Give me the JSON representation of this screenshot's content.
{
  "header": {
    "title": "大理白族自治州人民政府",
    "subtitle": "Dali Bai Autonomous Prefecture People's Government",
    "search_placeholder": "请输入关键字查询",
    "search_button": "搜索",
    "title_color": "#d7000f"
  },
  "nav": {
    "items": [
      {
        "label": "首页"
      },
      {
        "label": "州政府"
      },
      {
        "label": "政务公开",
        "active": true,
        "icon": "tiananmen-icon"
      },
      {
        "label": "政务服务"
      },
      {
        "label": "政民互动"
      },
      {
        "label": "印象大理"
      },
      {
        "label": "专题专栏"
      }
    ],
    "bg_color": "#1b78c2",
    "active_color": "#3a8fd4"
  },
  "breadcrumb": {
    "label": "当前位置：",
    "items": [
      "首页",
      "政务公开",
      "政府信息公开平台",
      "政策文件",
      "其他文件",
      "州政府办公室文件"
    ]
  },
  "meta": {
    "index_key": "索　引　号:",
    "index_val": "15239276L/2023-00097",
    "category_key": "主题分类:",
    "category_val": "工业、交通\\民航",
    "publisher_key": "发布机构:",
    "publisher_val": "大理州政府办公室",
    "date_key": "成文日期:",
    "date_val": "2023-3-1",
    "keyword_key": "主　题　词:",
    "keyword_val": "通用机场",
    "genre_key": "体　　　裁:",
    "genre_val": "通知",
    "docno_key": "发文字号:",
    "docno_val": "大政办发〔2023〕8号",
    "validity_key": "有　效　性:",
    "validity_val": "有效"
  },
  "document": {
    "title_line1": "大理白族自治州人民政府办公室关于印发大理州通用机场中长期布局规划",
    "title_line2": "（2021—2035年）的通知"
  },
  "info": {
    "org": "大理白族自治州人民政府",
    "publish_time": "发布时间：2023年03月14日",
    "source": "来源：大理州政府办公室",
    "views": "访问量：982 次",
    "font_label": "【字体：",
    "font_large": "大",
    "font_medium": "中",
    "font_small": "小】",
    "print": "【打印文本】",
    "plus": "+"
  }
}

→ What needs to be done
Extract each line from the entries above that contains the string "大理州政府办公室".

→ Solution to the problem
    "publisher_val": "大理州政府办公室",
    "source": "来源：大理州政府办公室",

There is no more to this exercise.